“I think there’s widespread agreement that the courts are not adequately resourced,” said Nanci Kreidman, chief executive officer of the Domestic Violence Advocacy Center.
‘Just too many cases’
To a certain degree, court congestion always will exist.
Deciding how many cases — especially the more plentiful ones, such as misdemeanors — to place on a court calendar is an inexact science. It is usually not known ahead of time whether both sides will be ready to proceed, precisely how much time each case will take or whether unforeseen complications will surface. Calendars have to be padded to allow for unpredictability and flexibility.
Still, some say the Oahu backlog has worsened in recent years as caseloads have grown in number and complexity.
“There are just too many cases and too few courtrooms,” said state Public Defender Jack Tonaki.
Yet the number of misdemeanor domestic violence cases that have been dismissed because of Rule 48, the speedy-trial requirement, has fallen dramatically.

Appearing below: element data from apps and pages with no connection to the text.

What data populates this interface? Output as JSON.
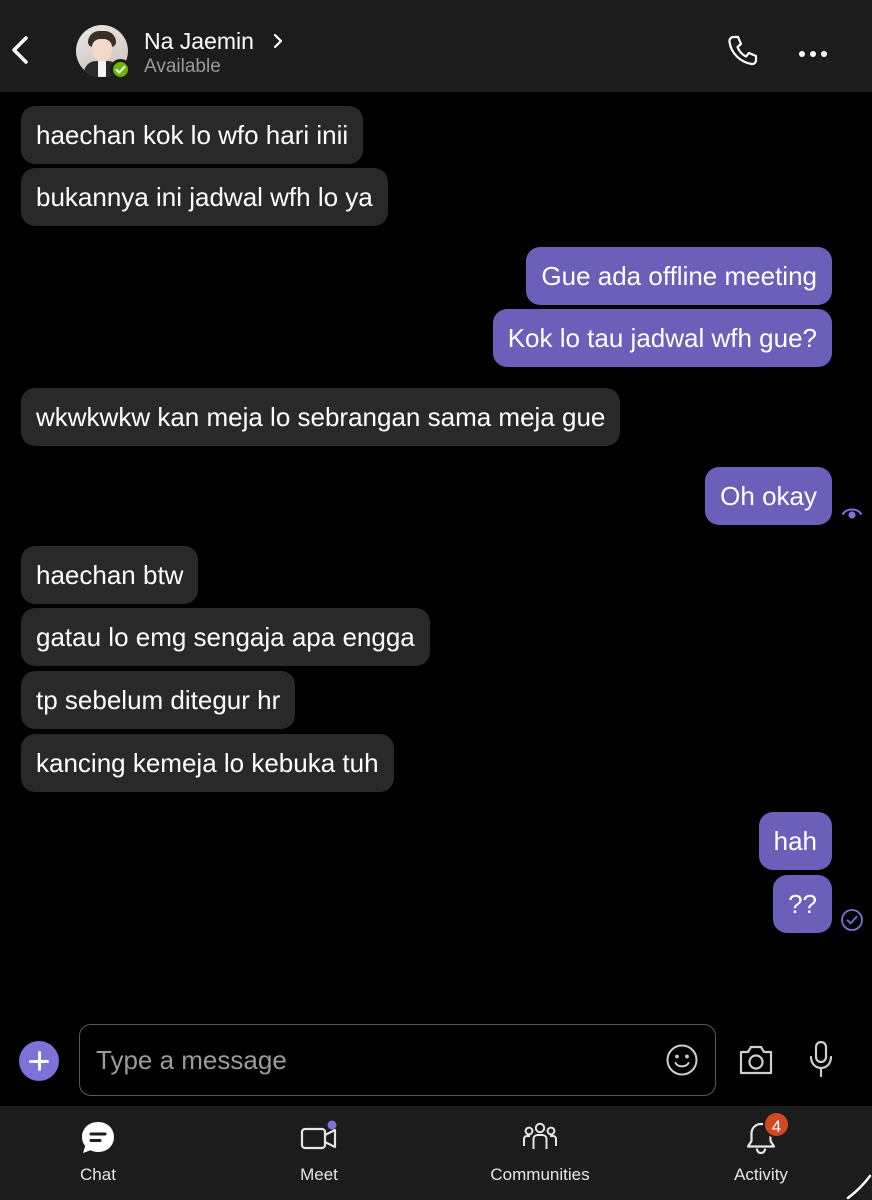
{
  "header": {
    "name": "Na Jaemin",
    "status": "Available",
    "icons": {
      "back": "chevron-left-icon",
      "name_chevron": "chevron-right-icon",
      "call": "phone-icon",
      "more": "more-horizontal-icon"
    },
    "presence_color": "#6bb700"
  },
  "messages": [
    {
      "dir": "in",
      "text": "haechan kok lo wfo hari inii"
    },
    {
      "dir": "in",
      "text": "bukannya ini jadwal wfh lo ya"
    },
    {
      "dir": "out",
      "text": "Gue ada offline meeting"
    },
    {
      "dir": "out",
      "text": "Kok lo tau jadwal wfh gue?"
    },
    {
      "dir": "in",
      "text": "wkwkwkw kan meja lo sebrangan sama meja gue"
    },
    {
      "dir": "out",
      "text": "Oh okay",
      "status_icon": "seen-eye-icon"
    },
    {
      "dir": "in",
      "text": "haechan btw"
    },
    {
      "dir": "in",
      "text": "gatau lo emg sengaja apa engga"
    },
    {
      "dir": "in",
      "text": "tp sebelum ditegur hr"
    },
    {
      "dir": "in",
      "text": "kancing kemeja lo kebuka tuh"
    },
    {
      "dir": "out",
      "text": "hah"
    },
    {
      "dir": "out",
      "text": "??",
      "status_icon": "sent-check-icon"
    }
  ],
  "composer": {
    "placeholder": "Type a message",
    "icons": {
      "add": "plus-icon",
      "emoji": "emoji-icon",
      "camera": "camera-icon",
      "mic": "microphone-icon"
    }
  },
  "tabs": [
    {
      "label": "Chat",
      "icon": "chat-icon"
    },
    {
      "label": "Meet",
      "icon": "video-icon"
    },
    {
      "label": "Communities",
      "icon": "communities-icon"
    },
    {
      "label": "Activity",
      "icon": "bell-icon",
      "badge": "4"
    }
  ],
  "colors": {
    "background": "#000000",
    "bar": "#1c1c1c",
    "incoming_bubble": "#292929",
    "outgoing_bubble": "#6b5fb9",
    "accent": "#7c72d8",
    "badge": "#d24726"
  }
}
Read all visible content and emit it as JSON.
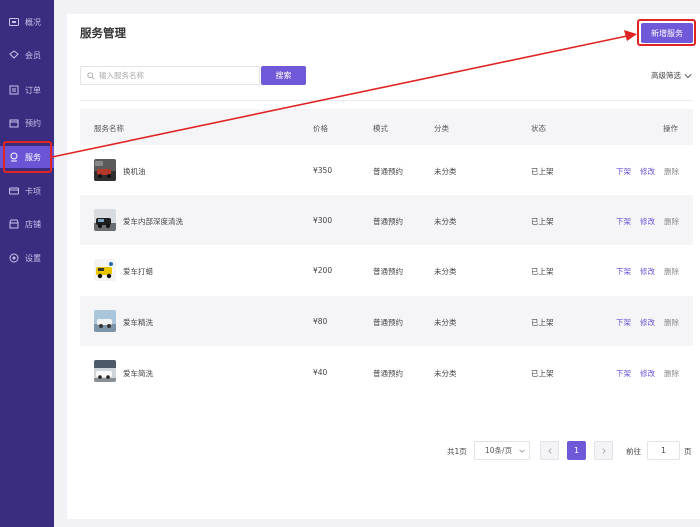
{
  "sidebar": {
    "items": [
      {
        "label": "概况",
        "icon": "overview-icon"
      },
      {
        "label": "会员",
        "icon": "member-icon"
      },
      {
        "label": "订单",
        "icon": "order-icon"
      },
      {
        "label": "预约",
        "icon": "booking-icon"
      },
      {
        "label": "服务",
        "icon": "service-icon",
        "active": true
      },
      {
        "label": "卡项",
        "icon": "card-icon"
      },
      {
        "label": "店铺",
        "icon": "store-icon"
      },
      {
        "label": "设置",
        "icon": "settings-icon"
      }
    ]
  },
  "header": {
    "title": "服务管理",
    "new_button": "新增服务"
  },
  "search": {
    "placeholder": "输入服务名称",
    "button": "搜索",
    "advanced": "高级筛选"
  },
  "table": {
    "columns": [
      "服务名称",
      "价格",
      "模式",
      "分类",
      "状态",
      "操作"
    ],
    "rows": [
      {
        "name": "换机油",
        "price": "¥350",
        "mode": "普通预约",
        "category": "未分类",
        "status": "已上架",
        "thumb": "oil-change"
      },
      {
        "name": "爱车内部深度清洗",
        "price": "¥300",
        "mode": "普通预约",
        "category": "未分类",
        "status": "已上架",
        "thumb": "interior-cleaning"
      },
      {
        "name": "爱车打蜡",
        "price": "¥200",
        "mode": "普通预约",
        "category": "未分类",
        "status": "已上架",
        "thumb": "car-waxing"
      },
      {
        "name": "爱车精洗",
        "price": "¥80",
        "mode": "普通预约",
        "category": "未分类",
        "status": "已上架",
        "thumb": "car-detailing"
      },
      {
        "name": "爱车简洗",
        "price": "¥40",
        "mode": "普通预约",
        "category": "未分类",
        "status": "已上架",
        "thumb": "car-wash"
      }
    ],
    "actions": [
      "下架",
      "修改",
      "删除"
    ]
  },
  "pagination": {
    "total": "共1页",
    "page_size": "10条/页",
    "current_page": "1",
    "goto_label": "前往",
    "goto_value": "1",
    "page_unit": "页"
  },
  "colors": {
    "sidebar": "#3a2d80",
    "accent": "#7059d9",
    "highlight": "#e02424"
  }
}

In 2013 there were about 190 Rule 48 dismissals, according to the auditor’s report. By last year the total had dropped to only three, prosecutors say.
What is not reflected in those numbers, prosecutors add, is that dismissals now are coming before the Rule 48 deadline, with judges citing other reasons.
Tiffany Kaeo, team captain for the prosecutor’s domestic violence felony division, recalled a recent case in which a mother and her minor son, the victim, came to court three times for the setting of a trial date. Each time, the case was continued for another month, including twice because of court congestion.
On the fourth hearing, the son and mother, who was a witness, didn’t show up. Because of their absence, the prosecution wasn’t ready to proceed, and the case was dismissed.
“It’s just an example of how taxing the system can be for our victims and witnesses,” Kaeo said.
Private attorneys report similar frustrations with the TRO calendar in Family Court in Kapolei. They describe going there with clients, waiting up to several hours and then finding out that the cases are continued for another month.
Even though a TRO already is in place, the hours waiting are unproductive and cost clients money, the attorneys said.
“Parties end up going to court multiple times, spend inordinate amounts of time waiting, and as a result, their legal fees become prohibitive,” attorney Lynne McGivern wrote in an email. She noted, however, that the judges are good about setting aside trial time when the cases eventually are heard.
O’Brien, the psychologist, knows the feeling of being in limbo after repeated court delays.
Her TRO case was continued four times before she and her husband agreed to a protective order. The felony case against him by prosecutors has been continued eight times so far, partly because the two sides were negotiating a plea deal.
“I know everybody is doing the best they can,” O’Brien said. “It just makes me feel hopeless. I feel frozen inside, like I’m just holding on and waiting for something to work.”